No Webex setup. Failover to Skype.


  • Semantic Web Technologies
  • AppleCore examples and mapping



  • Semantic Web Technology discussion
    • Bertram wonders if the technical discussions about the limitations of particular technologies is a sign that we should look for an approach that would be a lot simpler. Do we need all this for the mapper?
    • Bob says the big problem is not the mapper, but the annotation subscription mechanism.
    • However, he believes the duplicates problem is the simplest quality problem we face, and suspects that overall, an OWL representation of the Apple Pie domain will not be very deep. He does not expect a large set of rules, and not many open world issues.
    • Bertram asks if we could get away without using any reasoners, and instead have fixed support for particular vocabularies.
    • Paul says that their experience building the prototype revealed the limitations of more straightforward approaches.
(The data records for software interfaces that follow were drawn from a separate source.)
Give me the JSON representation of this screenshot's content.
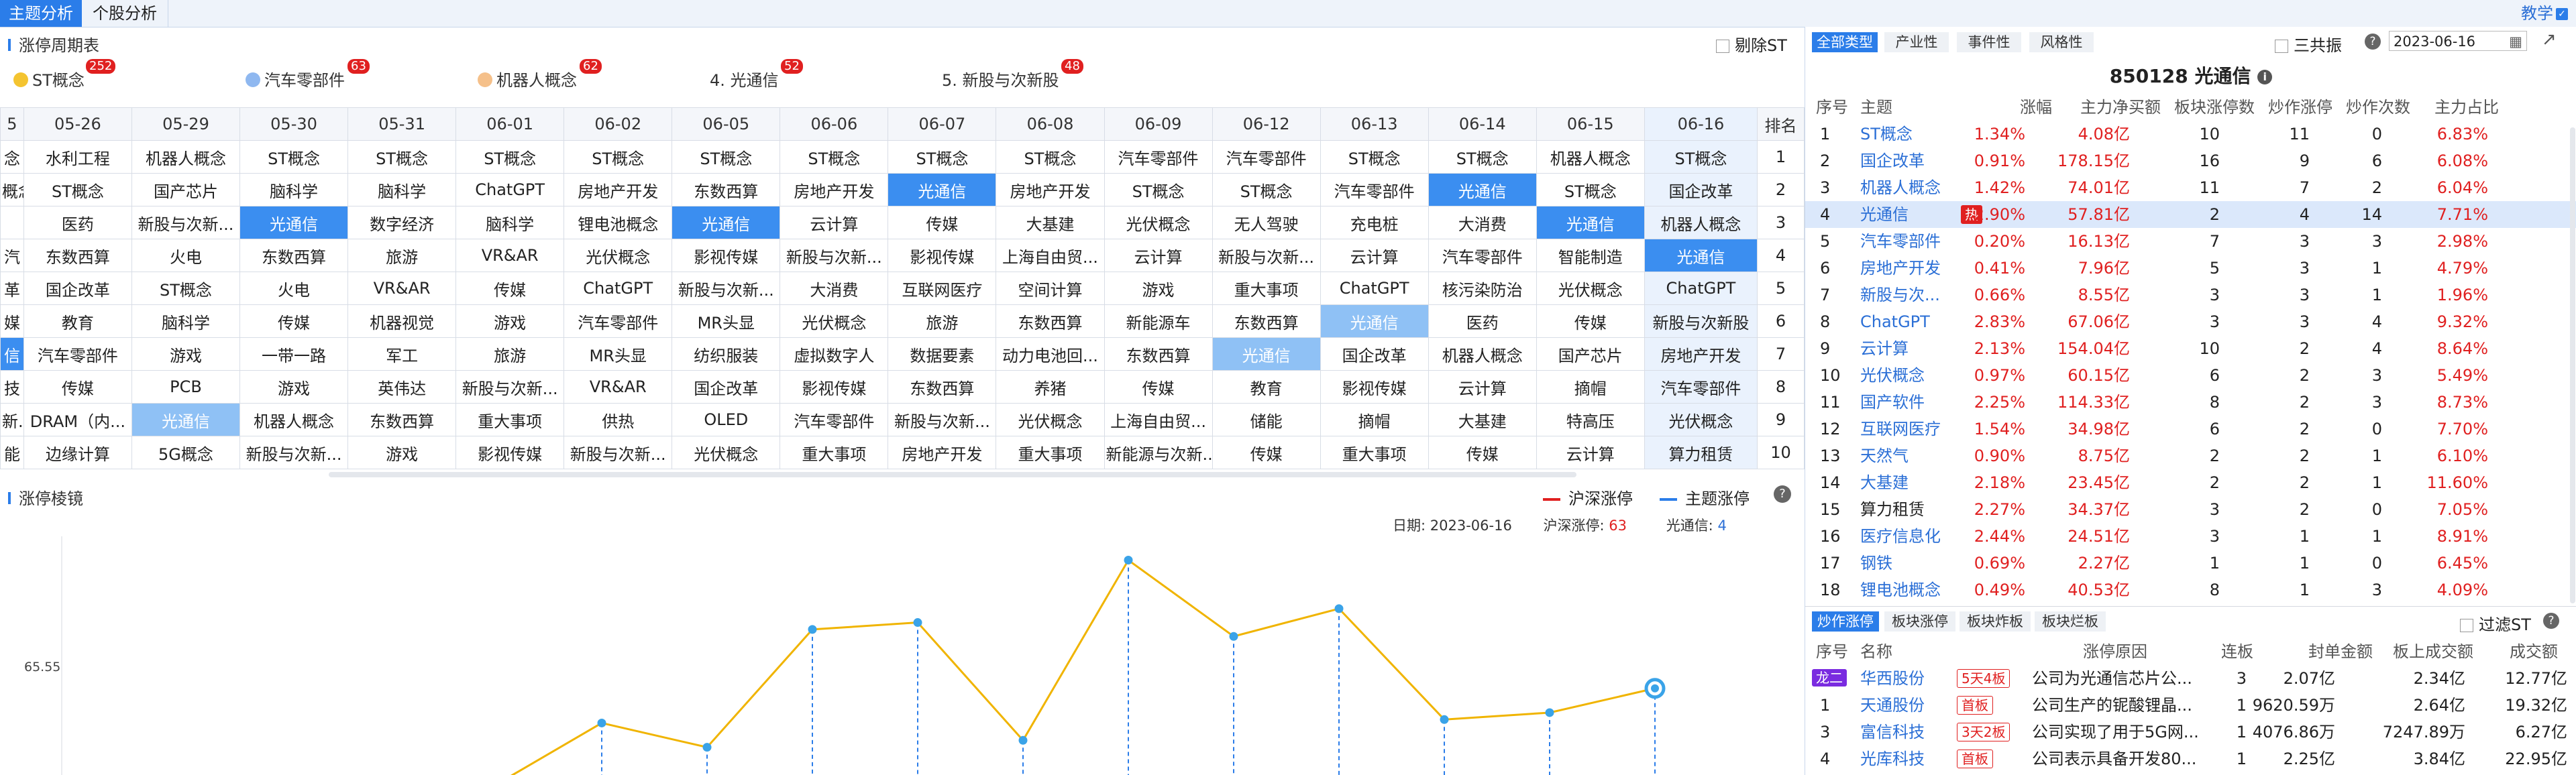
{
  "top_tabs": [
    "主题分析",
    "个股分析"
  ],
  "teach_label": "教学",
  "cycle_table": {
    "title": "涨停周期表",
    "exclude_st_label": "剔除ST",
    "legend": [
      {
        "label": "ST概念",
        "count": "252",
        "dot": "#f4c430"
      },
      {
        "label": "汽车零部件",
        "count": "63",
        "dot": "#8fb8f0"
      },
      {
        "label": "机器人概念",
        "count": "62",
        "dot": "#f5c08a"
      },
      {
        "label": "4. 光通信",
        "count": "52"
      },
      {
        "label": "5. 新股与次新股",
        "count": "48"
      }
    ],
    "dates": [
      "5",
      "05-26",
      "05-29",
      "05-30",
      "05-31",
      "06-01",
      "06-02",
      "06-05",
      "06-06",
      "06-07",
      "06-08",
      "06-09",
      "06-12",
      "06-13",
      "06-14",
      "06-15",
      "06-16"
    ],
    "rank_header": "排名",
    "rows": [
      [
        "念",
        "水利工程",
        "机器人概念",
        "ST概念",
        "ST概念",
        "ST概念",
        "ST概念",
        "ST概念",
        "ST概念",
        "ST概念",
        "ST概念",
        "汽车零部件",
        "汽车零部件",
        "ST概念",
        "ST概念",
        "机器人概念",
        "ST概念"
      ],
      [
        "概念",
        "ST概念",
        "国产芯片",
        "脑科学",
        "脑科学",
        "ChatGPT",
        "房地产开发",
        "东数西算",
        "房地产开发",
        "光通信",
        "房地产开发",
        "ST概念",
        "ST概念",
        "汽车零部件",
        "光通信",
        "ST概念",
        "国企改革"
      ],
      [
        "",
        "医药",
        "新股与次新...",
        "光通信",
        "数字经济",
        "脑科学",
        "锂电池概念",
        "光通信",
        "云计算",
        "传媒",
        "大基建",
        "光伏概念",
        "无人驾驶",
        "充电桩",
        "大消费",
        "光通信",
        "机器人概念"
      ],
      [
        "汽",
        "东数西算",
        "火电",
        "东数西算",
        "旅游",
        "VR&AR",
        "光伏概念",
        "影视传媒",
        "新股与次新...",
        "影视传媒",
        "上海自由贸...",
        "云计算",
        "新股与次新...",
        "云计算",
        "汽车零部件",
        "智能制造",
        "光通信"
      ],
      [
        "革",
        "国企改革",
        "ST概念",
        "火电",
        "VR&AR",
        "传媒",
        "ChatGPT",
        "新股与次新...",
        "大消费",
        "互联网医疗",
        "空间计算",
        "游戏",
        "重大事项",
        "ChatGPT",
        "核污染防治",
        "光伏概念",
        "ChatGPT"
      ],
      [
        "媒",
        "教育",
        "脑科学",
        "传媒",
        "机器视觉",
        "游戏",
        "汽车零部件",
        "MR头显",
        "光伏概念",
        "旅游",
        "东数西算",
        "新能源车",
        "东数西算",
        "光通信",
        "医药",
        "传媒",
        "新股与次新股"
      ],
      [
        "信",
        "汽车零部件",
        "游戏",
        "一带一路",
        "军工",
        "旅游",
        "MR头显",
        "纺织服装",
        "虚拟数字人",
        "数据要素",
        "动力电池回...",
        "东数西算",
        "光通信",
        "国企改革",
        "机器人概念",
        "国产芯片",
        "房地产开发"
      ],
      [
        "技",
        "传媒",
        "PCB",
        "游戏",
        "英伟达",
        "新股与次新...",
        "VR&AR",
        "国企改革",
        "影视传媒",
        "东数西算",
        "养猪",
        "传媒",
        "教育",
        "影视传媒",
        "云计算",
        "摘帽",
        "汽车零部件"
      ],
      [
        "新...",
        "DRAM（内...",
        "光通信",
        "机器人概念",
        "东数西算",
        "重大事项",
        "供热",
        "OLED",
        "汽车零部件",
        "新股与次新...",
        "光伏概念",
        "上海自由贸...",
        "储能",
        "摘帽",
        "大基建",
        "特高压",
        "光伏概念"
      ],
      [
        "能",
        "边缘计算",
        "5G概念",
        "新股与次新...",
        "游戏",
        "影视传媒",
        "新股与次新...",
        "光伏概念",
        "重大事项",
        "房地产开发",
        "重大事项",
        "新能源与次新...",
        "传媒",
        "重大事项",
        "传媒",
        "云计算",
        "算力租赁"
      ]
    ],
    "ranks": [
      "1",
      "2",
      "3",
      "4",
      "5",
      "6",
      "7",
      "8",
      "9",
      "10"
    ],
    "highlight_color": "#3b8ef0",
    "highlight_light_color": "#8fc1f5"
  },
  "limit_chart": {
    "title": "涨停棱镜",
    "legend_hs": "沪深涨停",
    "legend_theme": "主题涨停",
    "date_label": "日期:",
    "date_value": "2023-06-16",
    "hs_label": "沪深涨停:",
    "hs_value": "63",
    "theme_label": "光通信:",
    "theme_value": "4",
    "y_tick": "65.55",
    "hs_color": "#e02020",
    "theme_color": "#2b7de9",
    "line_color": "#f0b400"
  },
  "chart_data": {
    "type": "line",
    "title": "",
    "x": [
      "05-26",
      "05-29",
      "05-30",
      "05-31",
      "06-01",
      "06-02",
      "06-05",
      "06-06",
      "06-07",
      "06-08",
      "06-09",
      "06-12",
      "06-13",
      "06-14",
      "06-15",
      "06-16"
    ],
    "series": [
      {
        "name": "主题涨停",
        "values": [
          null,
          null,
          null,
          null,
          null,
          null,
          55,
          48,
          82,
          84,
          50,
          102,
          80,
          88,
          56,
          58,
          65
        ]
      }
    ],
    "ylabel": "",
    "visible_tick": 65.55
  },
  "right_panel": {
    "tabs": [
      "全部类型",
      "产业性",
      "事件性",
      "风格性"
    ],
    "sanggong_label": "三共振",
    "date_value": "2023-06-16",
    "header_code": "850128 光通信",
    "columns": [
      "序号",
      "主题",
      "涨幅",
      "主力净买额",
      "板块涨停数",
      "炒作涨停",
      "炒作次数",
      "主力占比"
    ],
    "rows": [
      {
        "n": "1",
        "name": "ST概念",
        "pct": "1.34%",
        "buy": "4.08亿",
        "lim": "10",
        "hot": "11",
        "times": "0",
        "ratio": "6.83%"
      },
      {
        "n": "2",
        "name": "国企改革",
        "pct": "0.91%",
        "buy": "178.15亿",
        "lim": "16",
        "hot": "9",
        "times": "6",
        "ratio": "6.08%"
      },
      {
        "n": "3",
        "name": "机器人概念",
        "pct": "1.42%",
        "buy": "74.01亿",
        "lim": "11",
        "hot": "7",
        "times": "2",
        "ratio": "6.04%"
      },
      {
        "n": "4",
        "name": "光通信",
        "pct": "2.90%",
        "buy": "57.81亿",
        "lim": "2",
        "hot": "4",
        "times": "14",
        "ratio": "7.71%",
        "tag": "热"
      },
      {
        "n": "5",
        "name": "汽车零部件",
        "pct": "0.20%",
        "buy": "16.13亿",
        "lim": "7",
        "hot": "3",
        "times": "3",
        "ratio": "2.98%"
      },
      {
        "n": "6",
        "name": "房地产开发",
        "pct": "0.41%",
        "buy": "7.96亿",
        "lim": "5",
        "hot": "3",
        "times": "1",
        "ratio": "4.79%"
      },
      {
        "n": "7",
        "name": "新股与次...",
        "pct": "0.66%",
        "buy": "8.55亿",
        "lim": "3",
        "hot": "3",
        "times": "1",
        "ratio": "1.96%"
      },
      {
        "n": "8",
        "name": "ChatGPT",
        "pct": "2.83%",
        "buy": "67.06亿",
        "lim": "3",
        "hot": "3",
        "times": "4",
        "ratio": "9.32%"
      },
      {
        "n": "9",
        "name": "云计算",
        "pct": "2.13%",
        "buy": "154.04亿",
        "lim": "10",
        "hot": "2",
        "times": "4",
        "ratio": "8.64%"
      },
      {
        "n": "10",
        "name": "光伏概念",
        "pct": "0.97%",
        "buy": "60.15亿",
        "lim": "6",
        "hot": "2",
        "times": "3",
        "ratio": "5.49%"
      },
      {
        "n": "11",
        "name": "国产软件",
        "pct": "2.25%",
        "buy": "114.33亿",
        "lim": "8",
        "hot": "2",
        "times": "3",
        "ratio": "8.73%"
      },
      {
        "n": "12",
        "name": "互联网医疗",
        "pct": "1.54%",
        "buy": "34.98亿",
        "lim": "6",
        "hot": "2",
        "times": "0",
        "ratio": "7.70%"
      },
      {
        "n": "13",
        "name": "天然气",
        "pct": "0.90%",
        "buy": "8.75亿",
        "lim": "2",
        "hot": "2",
        "times": "1",
        "ratio": "6.10%"
      },
      {
        "n": "14",
        "name": "大基建",
        "pct": "2.18%",
        "buy": "23.45亿",
        "lim": "2",
        "hot": "2",
        "times": "1",
        "ratio": "11.60%"
      },
      {
        "n": "15",
        "name": "算力租赁",
        "pct": "2.27%",
        "buy": "34.37亿",
        "lim": "3",
        "hot": "2",
        "times": "0",
        "ratio": "7.05%",
        "black": true
      },
      {
        "n": "16",
        "name": "医疗信息化",
        "pct": "2.44%",
        "buy": "24.51亿",
        "lim": "3",
        "hot": "1",
        "times": "1",
        "ratio": "8.91%"
      },
      {
        "n": "17",
        "name": "钢铁",
        "pct": "0.69%",
        "buy": "2.27亿",
        "lim": "1",
        "hot": "1",
        "times": "0",
        "ratio": "6.45%"
      },
      {
        "n": "18",
        "name": "锂电池概念",
        "pct": "0.49%",
        "buy": "40.53亿",
        "lim": "8",
        "hot": "1",
        "times": "3",
        "ratio": "4.09%"
      }
    ],
    "bottom_tabs": [
      "炒作涨停",
      "板块涨停",
      "板块炸板",
      "板块烂板"
    ],
    "filter_st_label": "过滤ST",
    "bottom_columns": [
      "序号",
      "名称",
      "涨停原因",
      "连板",
      "封单金额",
      "板上成交额",
      "成交额"
    ],
    "stocks": [
      {
        "n": "龙二",
        "name": "华西股份",
        "tag": "5天4板",
        "reason": "公司为光通信芯片公...",
        "lb": "3",
        "seal": "2.07亿",
        "onboard": "2.34亿",
        "amount": "12.77亿"
      },
      {
        "n": "1",
        "name": "天通股份",
        "tag": "首板",
        "reason": "公司生产的铌酸锂晶...",
        "lb": "1",
        "seal": "9620.59万",
        "onboard": "2.64亿",
        "amount": "19.32亿"
      },
      {
        "n": "3",
        "name": "富信科技",
        "tag": "3天2板",
        "reason": "公司实现了用于5G网...",
        "lb": "1",
        "seal": "4076.86万",
        "onboard": "7247.89万",
        "amount": "6.27亿"
      },
      {
        "n": "4",
        "name": "光库科技",
        "tag": "首板",
        "reason": "公司表示具备开发80...",
        "lb": "1",
        "seal": "2.25亿",
        "onboard": "3.84亿",
        "amount": "22.95亿"
      }
    ]
  }
}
    • Bertram asks if we could start simply, and add more general features later? Bob believes this that extending the mapper in this manner could be very challenging.
    • Bob says that even Darwin Core is being used with differing semantics by different people, because there is no formal semantics for Darwin Core. There are multiple, different XML schemas for Darwin Core (possibly conflicting now, definitely conflicting in older versions that are still in use).
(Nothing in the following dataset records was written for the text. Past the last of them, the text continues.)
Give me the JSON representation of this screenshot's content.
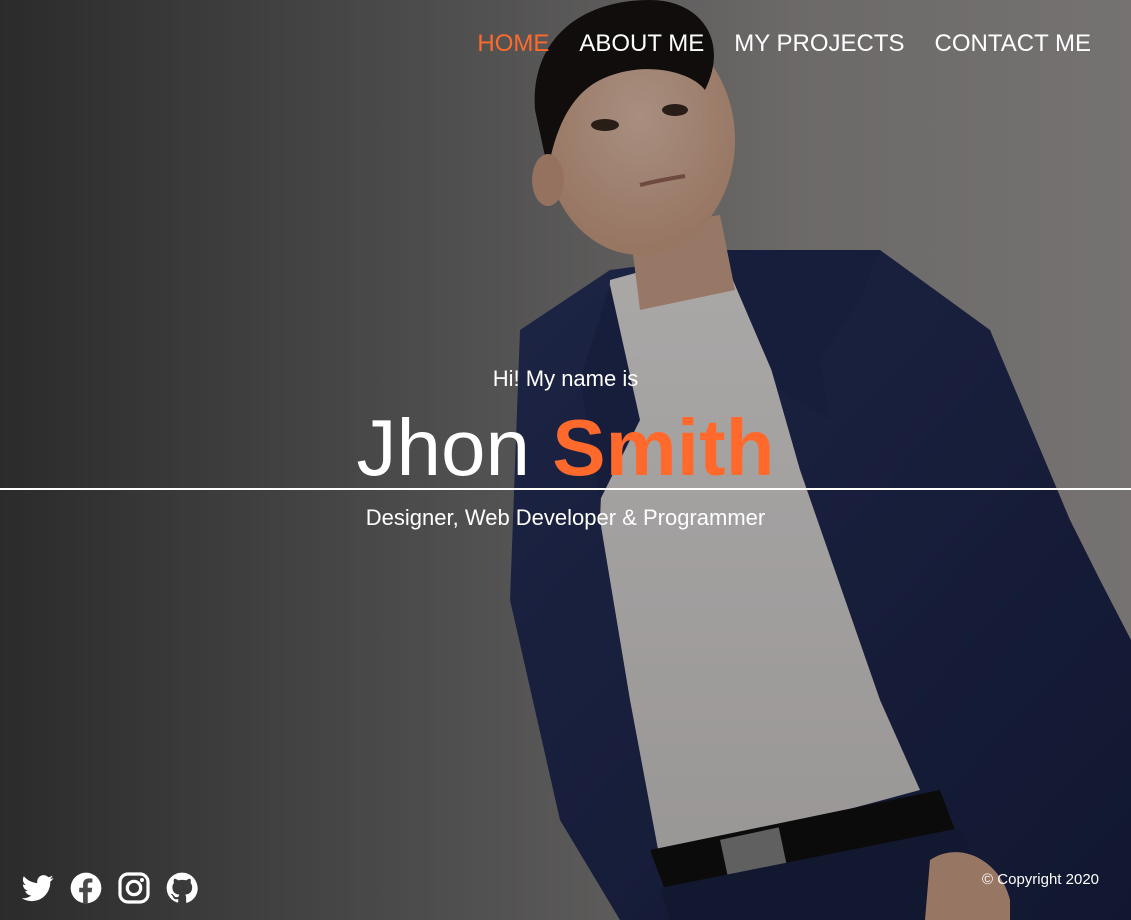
{
  "nav": {
    "items": [
      {
        "label": "HOME",
        "active": true
      },
      {
        "label": "ABOUT ME",
        "active": false
      },
      {
        "label": "MY PROJECTS",
        "active": false
      },
      {
        "label": "CONTACT ME",
        "active": false
      }
    ]
  },
  "hero": {
    "greeting": "Hi! My name is",
    "first_name": "Jhon",
    "last_name": "Smith",
    "tagline": "Designer, Web Developer & Programmer"
  },
  "social": {
    "icons": [
      "twitter-icon",
      "facebook-icon",
      "instagram-icon",
      "github-icon"
    ]
  },
  "footer": {
    "copyright": "© Copyright 2020"
  },
  "colors": {
    "accent": "#ff6a2c",
    "text": "#ffffff"
  }
}
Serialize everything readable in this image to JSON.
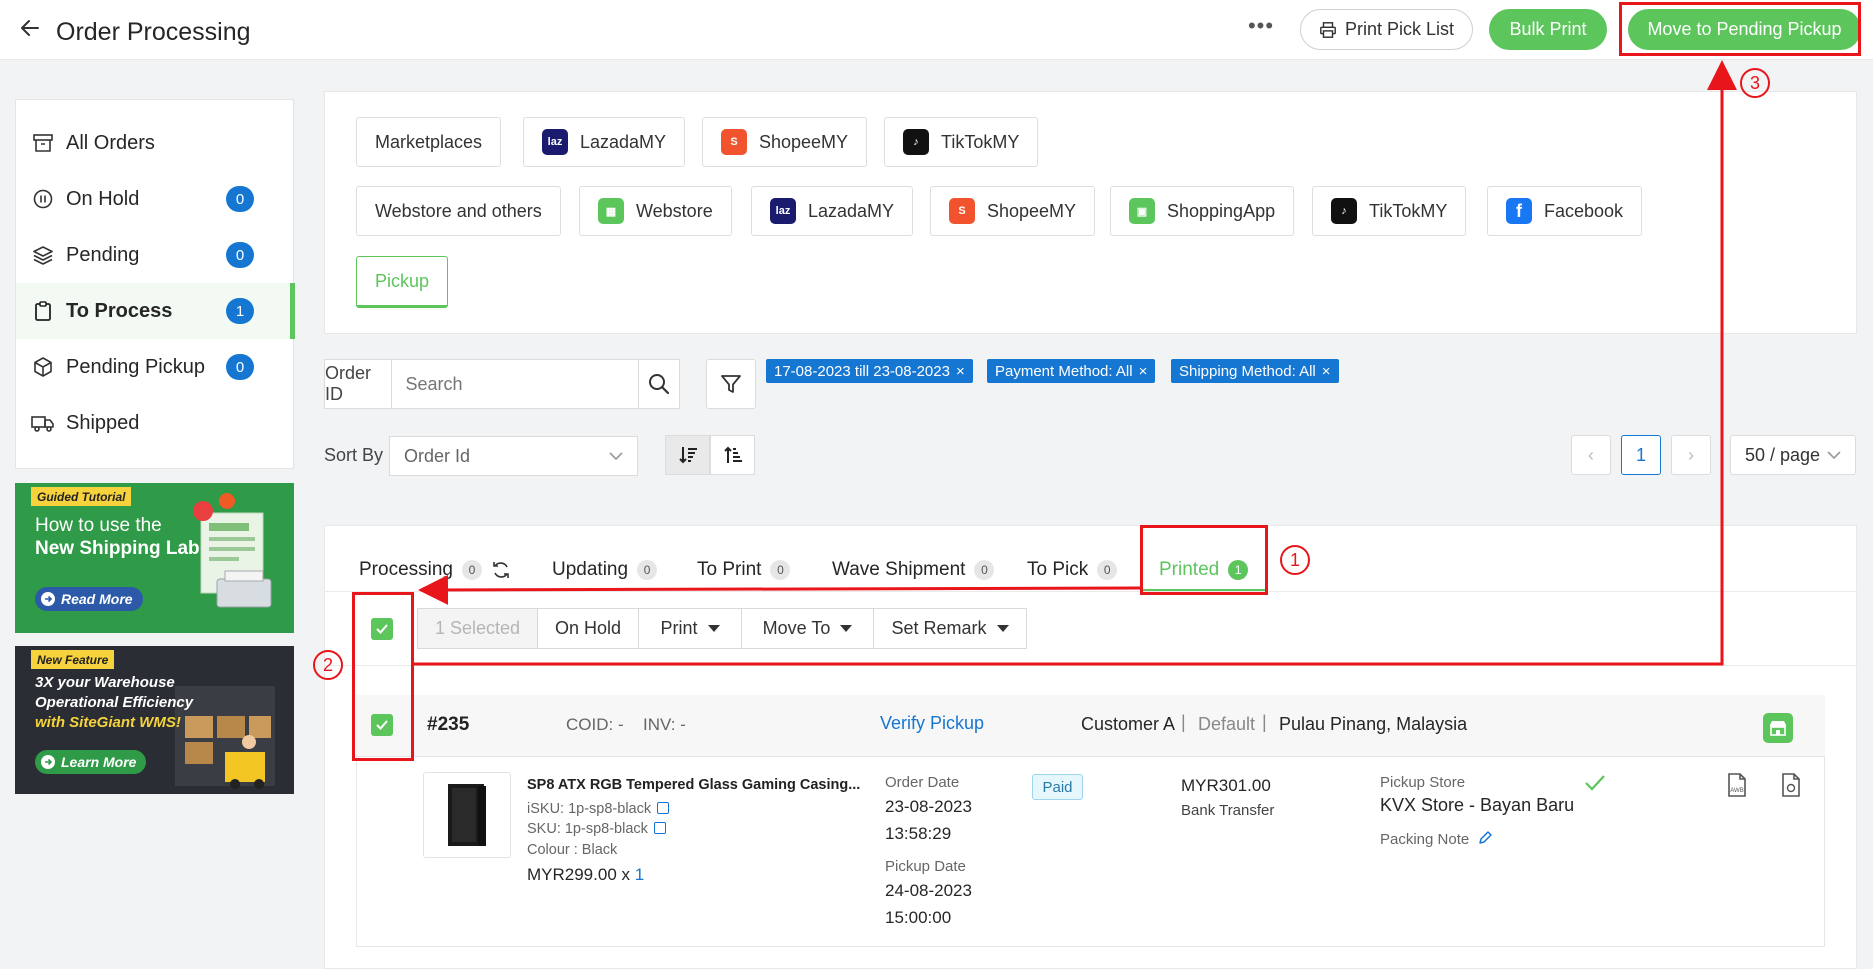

    • Paul says that dealing with the ambiguities in Darwin Core probably is not that challenging. They are things that we can deal with by displaying the information to a human.
    • Bertram refers to an email message from Paul, comparing the represntations of a simple annotation and it's transformation into dwc and then into sql.
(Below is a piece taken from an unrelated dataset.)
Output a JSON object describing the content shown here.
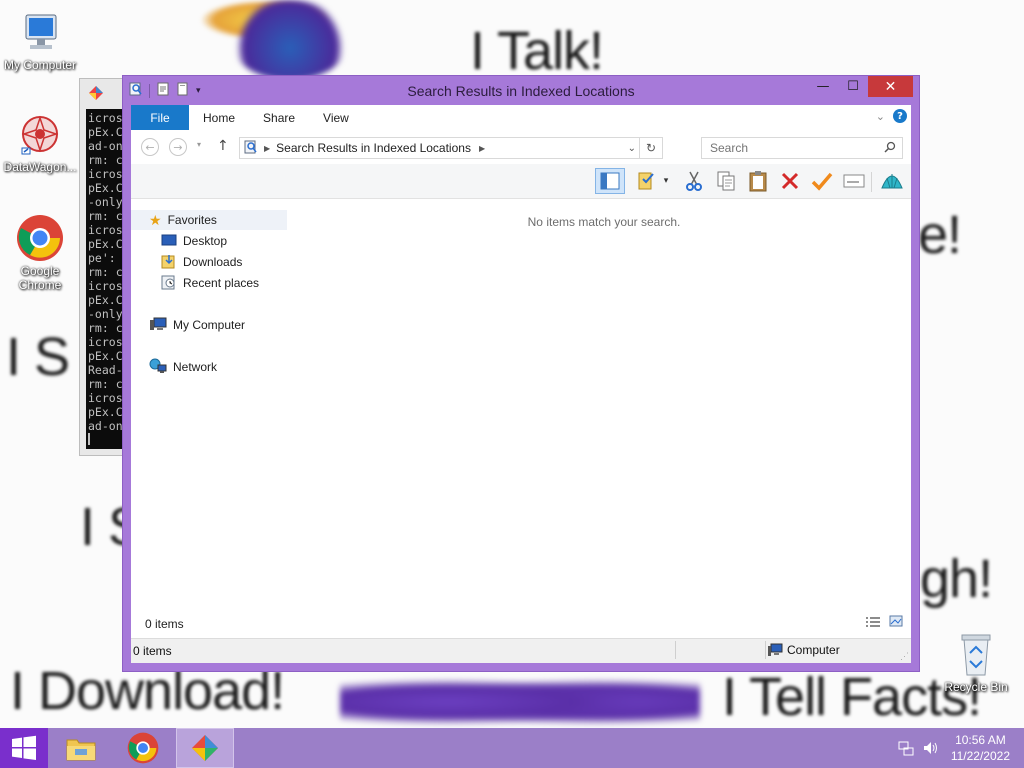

    • Bob points out that this example illustrates how annotations need not carry complete dwc records.
    • Bertram asks, how fixed is the usage of the terms used in this example?
    • Paul and Bob says that within the network, in particular for Apple Pie, there could be a fixed ontology and fixed representation of dwc. This would push the real flexibility to the boundaries of the network: inserting annotations and subscribing to annotations.
    • Bob says we are a few weeks from knowing where the semantic-web boundary needs to be. He agrees that it might be practical to shield the mapper from the more general semantic-web technologies, and instead have it use a well defined dwc schema. Filtering (subscribing) is not at all the job of the mapper.
    • Paul points out that the evidence for an annotation, which must be presented to the user, might not be representable in dwc.
    • Tim asks, what is the content of the network messages received by the "mapper"?
    • Bob says that the expectation portion of an annotation does not fit into dwc, but there are only 4 different expectations at the moment and the set of expectations will stay small (and will remain analogous to SQL's insert, update, delete).
    • From the mapper's perpective, an incoming message would include dwc term-value pairs used to identify a dwc record in the local database, more dwc term-value pairs representing new information (for inserts and deletes), an expectation, and the provenance of the annotation (who made the annotation, and when).
Even more important, I think that annotation provenance is largely needed by the parts of an FP client that are pretty much isolated from mapper issues. Such provenance is not about the domain data and will usually have little to do with the taxonomic data, if anything. But human and perhaps software agents who have to decide what action to take vis-a-vis the Expectation may need the annotation provenance data to help make that decision. So somewhere there must be something that bridges the boundary between annotations and client, but that is not the same boundary as between annotations and mapper. Temporally, the provenance-based bridge is likely to precede the mapper-centric bridge, because there is not much use of mapping if the client user is declining to meet the expectations. (The last is not strictly true. One can imagine an agent that wants to make a decision based on what the mapper proposes to do. But again, I suspect that ApplePie's mappers will be light enough that it doesn't matter if it's proposal is computed as part of a decision process. In fact that would probably aid in runtime debugging...) --Bob Morris 13:42, 5 October 2011 (EDT)

Next meeting 2011Oct11